◆ EXERCISE DATA:
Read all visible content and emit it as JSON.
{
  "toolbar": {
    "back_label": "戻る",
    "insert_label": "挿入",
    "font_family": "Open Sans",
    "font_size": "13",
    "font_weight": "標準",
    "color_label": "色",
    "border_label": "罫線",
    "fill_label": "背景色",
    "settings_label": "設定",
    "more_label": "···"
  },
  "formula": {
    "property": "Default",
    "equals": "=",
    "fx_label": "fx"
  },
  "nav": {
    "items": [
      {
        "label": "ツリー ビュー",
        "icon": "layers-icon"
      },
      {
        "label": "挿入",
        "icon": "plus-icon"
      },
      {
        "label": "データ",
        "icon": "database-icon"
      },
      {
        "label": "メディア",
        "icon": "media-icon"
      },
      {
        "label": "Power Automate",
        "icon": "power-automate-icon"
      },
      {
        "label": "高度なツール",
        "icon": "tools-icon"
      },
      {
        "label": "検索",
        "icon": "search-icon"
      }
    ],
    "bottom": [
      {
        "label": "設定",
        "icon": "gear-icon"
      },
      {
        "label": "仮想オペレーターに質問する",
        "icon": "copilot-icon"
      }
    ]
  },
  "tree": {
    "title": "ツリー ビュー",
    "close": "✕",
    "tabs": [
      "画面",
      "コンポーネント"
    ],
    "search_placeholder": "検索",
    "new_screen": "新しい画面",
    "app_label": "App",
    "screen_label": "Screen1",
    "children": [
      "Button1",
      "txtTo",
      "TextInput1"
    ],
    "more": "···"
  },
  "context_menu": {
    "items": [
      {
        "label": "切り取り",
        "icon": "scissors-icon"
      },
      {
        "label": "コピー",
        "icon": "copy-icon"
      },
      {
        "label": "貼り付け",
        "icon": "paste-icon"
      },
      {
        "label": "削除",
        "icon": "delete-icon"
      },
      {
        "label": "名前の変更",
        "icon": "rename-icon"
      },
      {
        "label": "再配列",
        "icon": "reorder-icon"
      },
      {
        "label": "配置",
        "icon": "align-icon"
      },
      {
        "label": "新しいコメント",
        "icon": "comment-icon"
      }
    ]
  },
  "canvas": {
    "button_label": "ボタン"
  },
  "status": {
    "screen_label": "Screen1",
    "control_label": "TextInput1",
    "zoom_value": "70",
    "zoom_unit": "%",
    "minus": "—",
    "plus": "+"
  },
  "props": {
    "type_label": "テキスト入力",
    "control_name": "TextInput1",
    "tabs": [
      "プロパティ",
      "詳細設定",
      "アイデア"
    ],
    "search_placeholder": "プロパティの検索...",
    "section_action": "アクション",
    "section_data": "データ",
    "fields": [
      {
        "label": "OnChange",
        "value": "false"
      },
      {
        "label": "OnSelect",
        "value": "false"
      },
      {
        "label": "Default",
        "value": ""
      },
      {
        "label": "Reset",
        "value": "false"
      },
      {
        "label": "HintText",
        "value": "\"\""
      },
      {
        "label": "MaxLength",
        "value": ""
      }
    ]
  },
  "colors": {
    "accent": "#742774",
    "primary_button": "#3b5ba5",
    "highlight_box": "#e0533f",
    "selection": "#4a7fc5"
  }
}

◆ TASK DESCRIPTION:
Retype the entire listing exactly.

◆ EXERCISE OUTPUT:
Read all visible content and emit it as JSON.
{
  "toolbar": {
    "back_label": "戻る",
    "insert_label": "挿入",
    "font_family": "Open Sans",
    "font_size": "13",
    "font_weight": "標準",
    "color_label": "色",
    "border_label": "罫線",
    "fill_label": "背景色",
    "settings_label": "設定",
    "more_label": "···"
  },
  "formula": {
    "property": "Default",
    "equals": "=",
    "fx_label": "fx"
  },
  "nav": {
    "items": [
      {
        "label": "ツリー ビュー",
        "icon": "layers-icon"
      },
      {
        "label": "挿入",
        "icon": "plus-icon"
      },
      {
        "label": "データ",
        "icon": "database-icon"
      },
      {
        "label": "メディア",
        "icon": "media-icon"
      },
      {
        "label": "Power Automate",
        "icon": "power-automate-icon"
      },
      {
        "label": "高度なツール",
        "icon": "tools-icon"
      },
      {
        "label": "検索",
        "icon": "search-icon"
      }
    ],
    "bottom": [
      {
        "label": "設定",
        "icon": "gear-icon"
      },
      {
        "label": "仮想オペレーターに質問する",
        "icon": "copilot-icon"
      }
    ]
  },
  "tree": {
    "title": "ツリー ビュー",
    "close": "✕",
    "tabs": [
      "画面",
      "コンポーネント"
    ],
    "search_placeholder": "検索",
    "new_screen": "新しい画面",
    "app_label": "App",
    "screen_label": "Screen1",
    "children": [
      "Button1",
      "txtTo",
      "TextInput1"
    ],
    "more": "···"
  },
  "context_menu": {
    "items": [
      {
        "label": "切り取り",
        "icon": "scissors-icon"
      },
      {
        "label": "コピー",
        "icon": "copy-icon"
      },
      {
        "label": "貼り付け",
        "icon": "paste-icon"
      },
      {
        "label": "削除",
        "icon": "delete-icon"
      },
      {
        "label": "名前の変更",
        "icon": "rename-icon"
      },
      {
        "label": "再配列",
        "icon": "reorder-icon"
      },
      {
        "label": "配置",
        "icon": "align-icon"
      },
      {
        "label": "新しいコメント",
        "icon": "comment-icon"
      }
    ]
  },
  "canvas": {
    "button_label": "ボタン"
  },
  "status": {
    "screen_label": "Screen1",
    "control_label": "TextInput1",
    "zoom_value": "70",
    "zoom_unit": "%",
    "minus": "—",
    "plus": "+"
  },
  "props": {
    "type_label": "テキスト入力",
    "control_name": "TextInput1",
    "tabs": [
      "プロパティ",
      "詳細設定",
      "アイデア"
    ],
    "search_placeholder": "プロパティの検索...",
    "section_action": "アクション",
    "section_data": "データ",
    "fields": [
      {
        "label": "OnChange",
        "value": "false"
      },
      {
        "label": "OnSelect",
        "value": "false"
      },
      {
        "label": "Default",
        "value": ""
      },
      {
        "label": "Reset",
        "value": "false"
      },
      {
        "label": "HintText",
        "value": "\"\""
      },
      {
        "label": "MaxLength",
        "value": ""
      }
    ]
  },
  "colors": {
    "accent": "#742774",
    "primary_button": "#3b5ba5",
    "highlight_box": "#e0533f",
    "selection": "#4a7fc5"
  }
}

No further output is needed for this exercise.